▶ [WHAT IS BEING ASKED]: The lines to copy are those holding the string "Scene" in the entries below.

** Opening DATA TO PROCESS block **

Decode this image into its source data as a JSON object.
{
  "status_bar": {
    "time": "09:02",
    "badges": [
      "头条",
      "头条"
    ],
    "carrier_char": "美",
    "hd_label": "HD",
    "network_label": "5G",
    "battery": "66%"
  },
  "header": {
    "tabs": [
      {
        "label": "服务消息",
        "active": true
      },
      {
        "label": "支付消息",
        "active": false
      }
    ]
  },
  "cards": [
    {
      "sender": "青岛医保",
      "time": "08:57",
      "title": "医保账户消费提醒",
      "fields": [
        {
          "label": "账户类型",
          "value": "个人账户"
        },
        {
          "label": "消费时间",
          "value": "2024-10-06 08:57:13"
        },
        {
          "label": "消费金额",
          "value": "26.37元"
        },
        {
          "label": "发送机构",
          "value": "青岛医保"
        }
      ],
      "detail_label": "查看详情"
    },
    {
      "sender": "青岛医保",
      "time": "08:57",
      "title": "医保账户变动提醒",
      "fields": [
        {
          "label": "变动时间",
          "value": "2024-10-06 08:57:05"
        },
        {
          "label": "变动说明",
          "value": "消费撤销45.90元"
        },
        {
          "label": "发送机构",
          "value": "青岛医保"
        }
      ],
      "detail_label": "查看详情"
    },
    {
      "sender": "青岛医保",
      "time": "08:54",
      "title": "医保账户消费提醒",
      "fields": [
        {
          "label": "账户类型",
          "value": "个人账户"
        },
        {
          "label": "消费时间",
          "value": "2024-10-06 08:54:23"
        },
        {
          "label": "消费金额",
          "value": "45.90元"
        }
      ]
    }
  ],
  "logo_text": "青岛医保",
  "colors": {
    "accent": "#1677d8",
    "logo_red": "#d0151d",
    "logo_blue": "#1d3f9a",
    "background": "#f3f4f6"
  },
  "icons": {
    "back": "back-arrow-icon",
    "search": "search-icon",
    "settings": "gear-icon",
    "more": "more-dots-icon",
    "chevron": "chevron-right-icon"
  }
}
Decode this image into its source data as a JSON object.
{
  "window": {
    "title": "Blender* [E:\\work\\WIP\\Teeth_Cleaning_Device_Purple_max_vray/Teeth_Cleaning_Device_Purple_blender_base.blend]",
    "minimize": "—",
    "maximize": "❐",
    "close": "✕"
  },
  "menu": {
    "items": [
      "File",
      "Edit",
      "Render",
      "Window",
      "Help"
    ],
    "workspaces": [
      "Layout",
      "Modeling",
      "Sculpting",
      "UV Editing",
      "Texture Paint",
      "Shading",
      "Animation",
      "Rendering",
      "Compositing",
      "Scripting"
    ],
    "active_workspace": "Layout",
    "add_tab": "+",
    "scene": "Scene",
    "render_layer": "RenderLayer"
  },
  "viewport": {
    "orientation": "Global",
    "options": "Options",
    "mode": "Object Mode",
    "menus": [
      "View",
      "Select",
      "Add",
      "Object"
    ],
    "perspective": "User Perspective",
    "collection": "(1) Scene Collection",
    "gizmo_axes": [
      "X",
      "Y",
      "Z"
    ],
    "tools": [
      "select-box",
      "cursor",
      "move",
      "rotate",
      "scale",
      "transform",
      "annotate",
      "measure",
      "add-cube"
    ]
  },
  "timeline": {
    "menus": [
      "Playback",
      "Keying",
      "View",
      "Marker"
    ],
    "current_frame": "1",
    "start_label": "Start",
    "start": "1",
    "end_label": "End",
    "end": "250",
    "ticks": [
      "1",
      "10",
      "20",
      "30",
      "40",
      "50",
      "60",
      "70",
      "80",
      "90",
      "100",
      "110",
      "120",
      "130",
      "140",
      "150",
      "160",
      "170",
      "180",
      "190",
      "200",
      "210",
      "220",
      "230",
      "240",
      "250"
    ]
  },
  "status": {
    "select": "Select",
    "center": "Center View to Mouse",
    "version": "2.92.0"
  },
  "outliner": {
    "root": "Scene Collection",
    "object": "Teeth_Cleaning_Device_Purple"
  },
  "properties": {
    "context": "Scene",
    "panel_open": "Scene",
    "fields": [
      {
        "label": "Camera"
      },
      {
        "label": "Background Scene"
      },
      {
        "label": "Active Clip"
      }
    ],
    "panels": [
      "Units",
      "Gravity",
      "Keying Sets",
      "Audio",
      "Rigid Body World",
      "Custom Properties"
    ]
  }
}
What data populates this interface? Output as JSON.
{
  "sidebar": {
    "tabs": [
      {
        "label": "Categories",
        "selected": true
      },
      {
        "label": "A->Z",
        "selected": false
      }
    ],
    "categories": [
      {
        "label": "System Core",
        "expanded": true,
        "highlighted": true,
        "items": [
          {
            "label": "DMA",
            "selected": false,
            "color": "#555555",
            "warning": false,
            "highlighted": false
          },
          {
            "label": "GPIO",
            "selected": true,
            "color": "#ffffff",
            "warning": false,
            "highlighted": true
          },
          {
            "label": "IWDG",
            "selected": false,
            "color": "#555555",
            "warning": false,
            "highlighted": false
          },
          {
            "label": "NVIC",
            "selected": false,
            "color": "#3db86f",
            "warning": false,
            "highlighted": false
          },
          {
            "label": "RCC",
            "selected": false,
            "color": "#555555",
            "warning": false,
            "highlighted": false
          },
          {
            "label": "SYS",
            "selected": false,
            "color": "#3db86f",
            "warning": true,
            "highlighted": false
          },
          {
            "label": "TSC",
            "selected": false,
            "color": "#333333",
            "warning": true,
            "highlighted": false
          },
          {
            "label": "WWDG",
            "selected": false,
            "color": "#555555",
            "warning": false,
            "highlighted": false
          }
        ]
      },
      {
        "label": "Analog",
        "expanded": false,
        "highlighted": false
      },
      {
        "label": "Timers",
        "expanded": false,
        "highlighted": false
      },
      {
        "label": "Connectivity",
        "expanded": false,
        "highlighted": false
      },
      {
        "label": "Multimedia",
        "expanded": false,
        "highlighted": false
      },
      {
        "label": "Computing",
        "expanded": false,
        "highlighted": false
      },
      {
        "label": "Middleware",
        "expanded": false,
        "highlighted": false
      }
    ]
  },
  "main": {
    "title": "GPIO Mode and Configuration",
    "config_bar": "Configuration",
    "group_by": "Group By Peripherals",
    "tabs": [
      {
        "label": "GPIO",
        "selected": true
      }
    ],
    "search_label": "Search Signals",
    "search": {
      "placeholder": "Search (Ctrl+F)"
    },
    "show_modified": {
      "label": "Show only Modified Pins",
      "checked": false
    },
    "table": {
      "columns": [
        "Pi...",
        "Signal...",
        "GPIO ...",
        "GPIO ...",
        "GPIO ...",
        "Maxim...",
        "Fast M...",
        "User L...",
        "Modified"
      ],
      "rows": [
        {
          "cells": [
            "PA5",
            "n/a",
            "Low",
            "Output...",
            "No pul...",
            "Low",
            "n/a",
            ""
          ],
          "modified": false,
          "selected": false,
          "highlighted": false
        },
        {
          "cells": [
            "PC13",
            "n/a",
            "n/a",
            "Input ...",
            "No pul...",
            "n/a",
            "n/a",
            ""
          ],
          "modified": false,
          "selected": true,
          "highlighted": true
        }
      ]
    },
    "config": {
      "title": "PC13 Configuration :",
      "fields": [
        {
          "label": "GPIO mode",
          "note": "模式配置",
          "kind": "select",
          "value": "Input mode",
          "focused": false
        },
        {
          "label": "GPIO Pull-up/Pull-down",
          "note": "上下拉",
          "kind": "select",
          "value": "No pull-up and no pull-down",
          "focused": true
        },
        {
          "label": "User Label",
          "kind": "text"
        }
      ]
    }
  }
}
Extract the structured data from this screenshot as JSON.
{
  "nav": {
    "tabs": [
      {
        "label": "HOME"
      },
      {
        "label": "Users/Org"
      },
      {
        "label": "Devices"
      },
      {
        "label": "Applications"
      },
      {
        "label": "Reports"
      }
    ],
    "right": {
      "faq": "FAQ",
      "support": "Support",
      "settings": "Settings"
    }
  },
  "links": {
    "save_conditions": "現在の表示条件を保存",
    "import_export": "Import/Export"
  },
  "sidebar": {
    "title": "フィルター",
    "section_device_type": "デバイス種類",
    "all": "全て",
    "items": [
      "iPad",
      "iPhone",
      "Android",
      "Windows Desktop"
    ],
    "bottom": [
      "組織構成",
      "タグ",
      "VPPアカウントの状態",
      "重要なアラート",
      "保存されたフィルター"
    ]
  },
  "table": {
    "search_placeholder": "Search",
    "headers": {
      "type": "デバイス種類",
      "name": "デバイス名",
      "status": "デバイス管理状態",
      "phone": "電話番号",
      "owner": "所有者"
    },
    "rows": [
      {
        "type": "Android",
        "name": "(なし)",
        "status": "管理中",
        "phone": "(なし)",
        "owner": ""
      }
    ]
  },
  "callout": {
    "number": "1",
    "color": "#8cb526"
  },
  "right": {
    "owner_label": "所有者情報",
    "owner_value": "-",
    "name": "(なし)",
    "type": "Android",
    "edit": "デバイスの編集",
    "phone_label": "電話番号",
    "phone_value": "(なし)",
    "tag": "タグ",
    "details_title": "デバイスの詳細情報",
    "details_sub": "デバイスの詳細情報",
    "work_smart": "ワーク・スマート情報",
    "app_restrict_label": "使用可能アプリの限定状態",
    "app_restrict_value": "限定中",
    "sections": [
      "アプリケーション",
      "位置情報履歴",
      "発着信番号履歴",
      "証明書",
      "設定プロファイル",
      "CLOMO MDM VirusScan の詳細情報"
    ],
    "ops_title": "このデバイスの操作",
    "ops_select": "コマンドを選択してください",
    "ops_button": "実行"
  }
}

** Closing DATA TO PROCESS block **

▶ [YOUR RESPONSE]:
    "scene": "Scene",
    "collection": "(1) Scene Collection",
    "root": "Scene Collection",
    "context": "Scene",
    "panel_open": "Scene",
        "label": "Background Scene"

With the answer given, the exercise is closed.